This blog was written by Alice, an Open Doors Australia worker.
At just seven years old, Miriam and her mother were left to care for six children under the age of seven.
Recently I returned from the Horn of Africa meeting persecuted Christians. Meeting Miriam was an experience that impacted my whole outlook on the global church – the Body of Christ.
Miriam is 17 years old.
She grew up in a Muslim village as the eldest of seven children. She shared with me memories of her childhood that I’m sure are not too different to many of us; she spoke about the fact that she was very close to her dad, and loved spending time with him. She remembered her dad talking about Jesus, and reaching out to Muslims in their community. Continue reading
Ghazan was a successful business owner, he owned a transportation company. That was back in his home town, on the Nineveh Plain in Iraq. He left his home when Islamic State forced them out. Now, the 47-year-old father of three works at a bakery in Erbil.
The first person you see when you walk down this busy shopping street is Ghazan. With his head sticking through the shop window, he is waiting for his next customer. When a customer arrives he skilfuly fills a plastic bag with ‘samoon’, traditional Iraqi bread. “Please try some!” he says. Anyone would think he had been a baker his whole life!
Ghazan in the window of the bakery.
When Michael was killed for his faith, he left behind his wife, Meskele, and 6 young children. Hear Meskele’s story of faith and hope in the midst of persecution.
“I love God. God also loves me. I know that He feeds my spirit and gives me what I need.” – Miriam, Meskele’s daughter.
You can help Christians like Meskele and Miriam though Walk to Water.
What happened the day that riots overtook Niger and terror devastated a small Christian community?
Early in 2015, a French satirical magazine (Charlie Hebdo) published a controversial cartoon, which triggered an attack on their office in Paris, France, where 11 people were killed. As two million gathered in Paris in a peaceful show of national unity, the event set off a ripple effect across the Muslim world, including in Niger where rioters lashed out at the closest thing they associated with the West – the church. Rioters killed three Christians, burned and looted 76 churches and Christian institutions and 50 Christian homes. Open Doors field workers met with and supported many who were effected.
Here are some of the pastors stories…
The church in Iraq is disappearing, with more than 70% of the Christian population having left the country over the last 15 years. It’s estimated that there are only 250,000 Christians left in Iraq, over half of them are displaced.
This situation will take generations to heal and rebuild. Open Doors were working with the church in Iraq well before the rise of the Islamic State and, God willing, will be there for many years to come.
We want to help strengthen the church in Iraq, so for the month of August we are asking for donations to Iraq.
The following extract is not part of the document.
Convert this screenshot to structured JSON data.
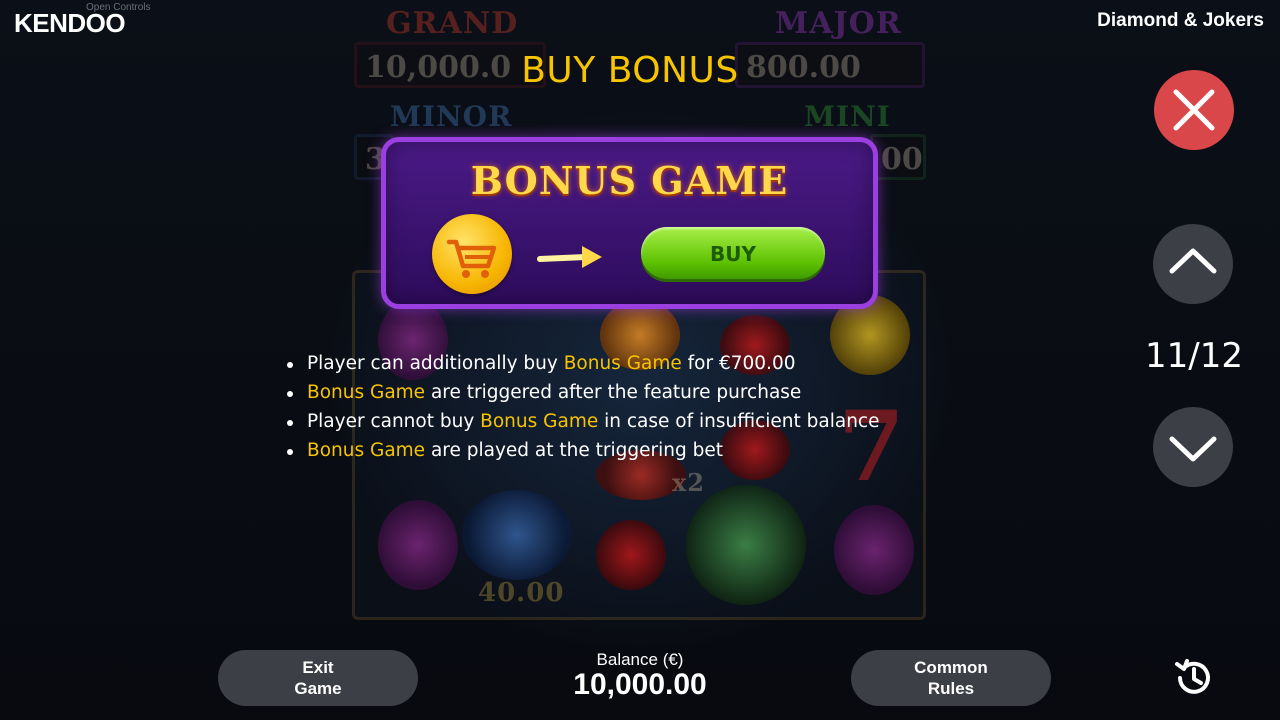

We have a goal of $200,000 and need your help to reach this goal. Click here to donate to the Iraq Appeal.
Your donation to our Iraq Appeal will support Christians with things like:
1. Emergency Relief (Food, Healthcare & Housing)
Food and hygiene packs for Iraqi IDPs.
Through local partners and churches, Open Doors distributes food/hygiene packages to about 15,000 displaced Christian families (about 75,000 people) each month. Providing quality food, clean water, sanitation and healthcare is the first step in ensuring the survival of the church. Continue reading
On 24 June, an engagement ceremony in Iran was raided by security agents. While ten people were initially arrested, all but four were released.
UPDATE 9 November 2016: Relatives and friends of three Christians from Azerbaijan and an Iranian Christian are delighted to report that they have all been released from prison on bail, and the Azerbaijanis were able to travel back home on the 6th of November.
The four men were kept in solitary confinement for two months and interrogated. Their whereabouts were not made known, to the concern of family members. They were refused access to consular assistance or legal counsel during the initial period of their detention. In September they were transferred out of solitary confinement to shared cells in Ward 350 in Evin Prison, much to their mutual encouragement. They face charges of engaging in missionary activity and propaganda against the regime, but it is hoped that they will be acquitted of these charges.